⟨

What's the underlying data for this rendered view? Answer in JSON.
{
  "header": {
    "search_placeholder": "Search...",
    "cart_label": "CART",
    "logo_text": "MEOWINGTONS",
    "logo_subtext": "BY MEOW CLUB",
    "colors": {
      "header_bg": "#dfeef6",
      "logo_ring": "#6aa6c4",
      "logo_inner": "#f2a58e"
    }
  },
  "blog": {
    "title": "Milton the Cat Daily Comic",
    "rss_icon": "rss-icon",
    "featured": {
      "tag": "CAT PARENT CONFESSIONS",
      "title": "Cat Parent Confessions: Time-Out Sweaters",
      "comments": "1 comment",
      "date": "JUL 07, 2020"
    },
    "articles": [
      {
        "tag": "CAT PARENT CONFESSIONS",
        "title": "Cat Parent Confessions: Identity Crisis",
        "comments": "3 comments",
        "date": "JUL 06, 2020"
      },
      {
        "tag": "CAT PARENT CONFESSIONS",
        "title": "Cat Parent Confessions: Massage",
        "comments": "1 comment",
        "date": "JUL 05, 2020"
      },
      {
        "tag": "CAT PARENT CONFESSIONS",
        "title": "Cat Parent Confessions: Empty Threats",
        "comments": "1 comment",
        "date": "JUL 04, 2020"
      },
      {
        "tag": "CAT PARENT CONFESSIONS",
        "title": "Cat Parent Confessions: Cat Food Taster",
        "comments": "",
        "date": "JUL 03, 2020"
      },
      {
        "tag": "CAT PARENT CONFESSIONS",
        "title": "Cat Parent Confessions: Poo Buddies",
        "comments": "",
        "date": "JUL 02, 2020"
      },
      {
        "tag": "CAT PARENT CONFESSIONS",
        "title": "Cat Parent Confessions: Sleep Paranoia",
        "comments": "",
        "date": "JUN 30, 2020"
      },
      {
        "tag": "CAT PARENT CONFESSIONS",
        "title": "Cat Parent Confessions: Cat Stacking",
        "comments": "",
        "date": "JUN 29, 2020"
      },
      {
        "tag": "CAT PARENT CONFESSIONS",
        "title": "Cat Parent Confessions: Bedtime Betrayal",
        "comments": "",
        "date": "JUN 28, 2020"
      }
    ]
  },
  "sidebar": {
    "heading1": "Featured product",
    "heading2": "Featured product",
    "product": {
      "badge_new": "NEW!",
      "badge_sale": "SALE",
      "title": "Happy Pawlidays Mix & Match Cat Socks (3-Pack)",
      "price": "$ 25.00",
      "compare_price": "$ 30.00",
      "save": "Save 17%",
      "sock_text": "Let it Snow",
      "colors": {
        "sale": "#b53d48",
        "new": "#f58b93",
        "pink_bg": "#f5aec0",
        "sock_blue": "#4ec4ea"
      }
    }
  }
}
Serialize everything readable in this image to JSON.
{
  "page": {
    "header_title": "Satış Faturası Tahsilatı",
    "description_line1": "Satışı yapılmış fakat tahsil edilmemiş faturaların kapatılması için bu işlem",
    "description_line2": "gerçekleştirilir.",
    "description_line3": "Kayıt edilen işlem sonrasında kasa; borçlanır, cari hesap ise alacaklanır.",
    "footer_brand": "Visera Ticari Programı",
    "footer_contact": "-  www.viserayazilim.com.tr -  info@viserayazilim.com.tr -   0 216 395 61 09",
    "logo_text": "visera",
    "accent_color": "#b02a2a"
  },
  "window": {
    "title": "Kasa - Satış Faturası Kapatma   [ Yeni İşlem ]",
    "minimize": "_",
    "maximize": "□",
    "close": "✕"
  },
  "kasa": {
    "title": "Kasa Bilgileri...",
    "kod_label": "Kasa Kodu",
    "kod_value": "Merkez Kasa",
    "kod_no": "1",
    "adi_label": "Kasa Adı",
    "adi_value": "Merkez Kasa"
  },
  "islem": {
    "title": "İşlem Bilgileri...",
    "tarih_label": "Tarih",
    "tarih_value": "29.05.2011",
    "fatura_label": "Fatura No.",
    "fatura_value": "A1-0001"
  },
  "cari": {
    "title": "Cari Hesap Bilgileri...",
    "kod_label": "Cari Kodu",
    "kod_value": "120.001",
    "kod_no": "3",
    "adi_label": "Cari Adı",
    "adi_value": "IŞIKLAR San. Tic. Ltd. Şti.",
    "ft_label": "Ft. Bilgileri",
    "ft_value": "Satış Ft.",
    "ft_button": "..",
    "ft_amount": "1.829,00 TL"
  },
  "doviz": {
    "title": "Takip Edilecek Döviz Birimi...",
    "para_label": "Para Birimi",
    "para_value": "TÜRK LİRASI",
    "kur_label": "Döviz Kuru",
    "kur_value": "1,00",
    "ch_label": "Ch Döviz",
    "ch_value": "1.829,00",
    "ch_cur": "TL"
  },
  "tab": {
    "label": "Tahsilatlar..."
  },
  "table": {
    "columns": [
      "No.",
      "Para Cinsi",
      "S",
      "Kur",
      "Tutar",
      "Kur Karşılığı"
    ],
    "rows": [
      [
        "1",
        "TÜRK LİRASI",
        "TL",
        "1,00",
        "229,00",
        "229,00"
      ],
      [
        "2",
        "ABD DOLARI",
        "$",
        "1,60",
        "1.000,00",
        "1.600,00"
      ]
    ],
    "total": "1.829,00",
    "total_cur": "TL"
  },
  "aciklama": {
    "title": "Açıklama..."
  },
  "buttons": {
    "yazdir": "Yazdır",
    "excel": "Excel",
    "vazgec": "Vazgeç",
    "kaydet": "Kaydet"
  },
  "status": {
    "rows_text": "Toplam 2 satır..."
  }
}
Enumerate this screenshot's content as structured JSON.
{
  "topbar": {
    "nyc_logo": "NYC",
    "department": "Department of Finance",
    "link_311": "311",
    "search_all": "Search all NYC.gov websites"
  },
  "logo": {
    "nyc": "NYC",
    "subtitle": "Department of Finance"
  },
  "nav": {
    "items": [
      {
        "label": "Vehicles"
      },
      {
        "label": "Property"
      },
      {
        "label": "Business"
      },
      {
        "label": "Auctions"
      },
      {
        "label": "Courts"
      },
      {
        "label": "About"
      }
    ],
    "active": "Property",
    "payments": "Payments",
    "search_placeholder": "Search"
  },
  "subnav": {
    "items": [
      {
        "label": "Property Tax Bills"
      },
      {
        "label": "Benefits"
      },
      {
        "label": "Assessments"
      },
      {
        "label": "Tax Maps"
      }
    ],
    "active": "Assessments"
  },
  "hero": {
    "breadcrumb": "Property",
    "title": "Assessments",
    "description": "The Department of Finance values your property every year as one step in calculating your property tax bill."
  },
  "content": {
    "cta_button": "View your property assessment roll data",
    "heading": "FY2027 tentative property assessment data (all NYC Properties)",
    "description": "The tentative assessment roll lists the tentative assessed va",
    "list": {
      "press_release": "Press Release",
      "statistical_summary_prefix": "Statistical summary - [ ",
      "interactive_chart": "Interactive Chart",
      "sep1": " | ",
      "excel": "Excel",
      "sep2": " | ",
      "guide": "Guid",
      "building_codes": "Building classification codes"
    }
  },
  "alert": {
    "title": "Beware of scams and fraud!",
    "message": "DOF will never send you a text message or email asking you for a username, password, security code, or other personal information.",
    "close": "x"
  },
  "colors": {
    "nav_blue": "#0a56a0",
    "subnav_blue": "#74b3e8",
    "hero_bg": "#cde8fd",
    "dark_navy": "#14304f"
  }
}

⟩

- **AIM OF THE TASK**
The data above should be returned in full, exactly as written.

- **SOLUTION TO THE EXERCISE**
What's the underlying data for this rendered view? Answer in JSON.
{
  "header": {
    "search_placeholder": "Search...",
    "cart_label": "CART",
    "logo_text": "MEOWINGTONS",
    "logo_subtext": "BY MEOW CLUB",
    "colors": {
      "header_bg": "#dfeef6",
      "logo_ring": "#6aa6c4",
      "logo_inner": "#f2a58e"
    }
  },
  "blog": {
    "title": "Milton the Cat Daily Comic",
    "rss_icon": "rss-icon",
    "featured": {
      "tag": "CAT PARENT CONFESSIONS",
      "title": "Cat Parent Confessions: Time-Out Sweaters",
      "comments": "1 comment",
      "date": "JUL 07, 2020"
    },
    "articles": [
      {
        "tag": "CAT PARENT CONFESSIONS",
        "title": "Cat Parent Confessions: Identity Crisis",
        "comments": "3 comments",
        "date": "JUL 06, 2020"
      },
      {
        "tag": "CAT PARENT CONFESSIONS",
        "title": "Cat Parent Confessions: Massage",
        "comments": "1 comment",
        "date": "JUL 05, 2020"
      },
      {
        "tag": "CAT PARENT CONFESSIONS",
        "title": "Cat Parent Confessions: Empty Threats",
        "comments": "1 comment",
        "date": "JUL 04, 2020"
      },
      {
        "tag": "CAT PARENT CONFESSIONS",
        "title": "Cat Parent Confessions: Cat Food Taster",
        "comments": "",
        "date": "JUL 03, 2020"
      },
      {
        "tag": "CAT PARENT CONFESSIONS",
        "title": "Cat Parent Confessions: Poo Buddies",
        "comments": "",
        "date": "JUL 02, 2020"
      },
      {
        "tag": "CAT PARENT CONFESSIONS",
        "title": "Cat Parent Confessions: Sleep Paranoia",
        "comments": "",
        "date": "JUN 30, 2020"
      },
      {
        "tag": "CAT PARENT CONFESSIONS",
        "title": "Cat Parent Confessions: Cat Stacking",
        "comments": "",
        "date": "JUN 29, 2020"
      },
      {
        "tag": "CAT PARENT CONFESSIONS",
        "title": "Cat Parent Confessions: Bedtime Betrayal",
        "comments": "",
        "date": "JUN 28, 2020"
      }
    ]
  },
  "sidebar": {
    "heading1": "Featured product",
    "heading2": "Featured product",
    "product": {
      "badge_new": "NEW!",
      "badge_sale": "SALE",
      "title": "Happy Pawlidays Mix & Match Cat Socks (3-Pack)",
      "price": "$ 25.00",
      "compare_price": "$ 30.00",
      "save": "Save 17%",
      "sock_text": "Let it Snow",
      "colors": {
        "sale": "#b53d48",
        "new": "#f58b93",
        "pink_bg": "#f5aec0",
        "sock_blue": "#4ec4ea"
      }
    }
  }
}
Serialize everything readable in this image to JSON.
{
  "page": {
    "header_title": "Satış Faturası Tahsilatı",
    "description_line1": "Satışı yapılmış fakat tahsil edilmemiş faturaların kapatılması için bu işlem",
    "description_line2": "gerçekleştirilir.",
    "description_line3": "Kayıt edilen işlem sonrasında kasa; borçlanır, cari hesap ise alacaklanır.",
    "footer_brand": "Visera Ticari Programı",
    "footer_contact": "-  www.viserayazilim.com.tr -  info@viserayazilim.com.tr -   0 216 395 61 09",
    "logo_text": "visera",
    "accent_color": "#b02a2a"
  },
  "window": {
    "title": "Kasa - Satış Faturası Kapatma   [ Yeni İşlem ]",
    "minimize": "_",
    "maximize": "□",
    "close": "✕"
  },
  "kasa": {
    "title": "Kasa Bilgileri...",
    "kod_label": "Kasa Kodu",
    "kod_value": "Merkez Kasa",
    "kod_no": "1",
    "adi_label": "Kasa Adı",
    "adi_value": "Merkez Kasa"
  },
  "islem": {
    "title": "İşlem Bilgileri...",
    "tarih_label": "Tarih",
    "tarih_value": "29.05.2011",
    "fatura_label": "Fatura No.",
    "fatura_value": "A1-0001"
  },
  "cari": {
    "title": "Cari Hesap Bilgileri...",
    "kod_label": "Cari Kodu",
    "kod_value": "120.001",
    "kod_no": "3",
    "adi_label": "Cari Adı",
    "adi_value": "IŞIKLAR San. Tic. Ltd. Şti.",
    "ft_label": "Ft. Bilgileri",
    "ft_value": "Satış Ft.",
    "ft_button": "..",
    "ft_amount": "1.829,00 TL"
  },
  "doviz": {
    "title": "Takip Edilecek Döviz Birimi...",
    "para_label": "Para Birimi",
    "para_value": "TÜRK LİRASI",
    "kur_label": "Döviz Kuru",
    "kur_value": "1,00",
    "ch_label": "Ch Döviz",
    "ch_value": "1.829,00",
    "ch_cur": "TL"
  },
  "tab": {
    "label": "Tahsilatlar..."
  },
  "table": {
    "columns": [
      "No.",
      "Para Cinsi",
      "S",
      "Kur",
      "Tutar",
      "Kur Karşılığı"
    ],
    "rows": [
      [
        "1",
        "TÜRK LİRASI",
        "TL",
        "1,00",
        "229,00",
        "229,00"
      ],
      [
        "2",
        "ABD DOLARI",
        "$",
        "1,60",
        "1.000,00",
        "1.600,00"
      ]
    ],
    "total": "1.829,00",
    "total_cur": "TL"
  },
  "aciklama": {
    "title": "Açıklama..."
  },
  "buttons": {
    "yazdir": "Yazdır",
    "excel": "Excel",
    "vazgec": "Vazgeç",
    "kaydet": "Kaydet"
  },
  "status": {
    "rows_text": "Toplam 2 satır..."
  }
}
Enumerate this screenshot's content as structured JSON.
{
  "topbar": {
    "nyc_logo": "NYC",
    "department": "Department of Finance",
    "link_311": "311",
    "search_all": "Search all NYC.gov websites"
  },
  "logo": {
    "nyc": "NYC",
    "subtitle": "Department of Finance"
  },
  "nav": {
    "items": [
      {
        "label": "Vehicles"
      },
      {
        "label": "Property"
      },
      {
        "label": "Business"
      },
      {
        "label": "Auctions"
      },
      {
        "label": "Courts"
      },
      {
        "label": "About"
      }
    ],
    "active": "Property",
    "payments": "Payments",
    "search_placeholder": "Search"
  },
  "subnav": {
    "items": [
      {
        "label": "Property Tax Bills"
      },
      {
        "label": "Benefits"
      },
      {
        "label": "Assessments"
      },
      {
        "label": "Tax Maps"
      }
    ],
    "active": "Assessments"
  },
  "hero": {
    "breadcrumb": "Property",
    "title": "Assessments",
    "description": "The Department of Finance values your property every year as one step in calculating your property tax bill."
  },
  "content": {
    "cta_button": "View your property assessment roll data",
    "heading": "FY2027 tentative property assessment data (all NYC Properties)",
    "description": "The tentative assessment roll lists the tentative assessed va",
    "list": {
      "press_release": "Press Release",
      "statistical_summary_prefix": "Statistical summary - [ ",
      "interactive_chart": "Interactive Chart",
      "sep1": " | ",
      "excel": "Excel",
      "sep2": " | ",
      "guide": "Guid",
      "building_codes": "Building classification codes"
    }
  },
  "alert": {
    "title": "Beware of scams and fraud!",
    "message": "DOF will never send you a text message or email asking you for a username, password, security code, or other personal information.",
    "close": "x"
  },
  "colors": {
    "nav_blue": "#0a56a0",
    "subnav_blue": "#74b3e8",
    "hero_bg": "#cde8fd",
    "dark_navy": "#14304f"
  }
}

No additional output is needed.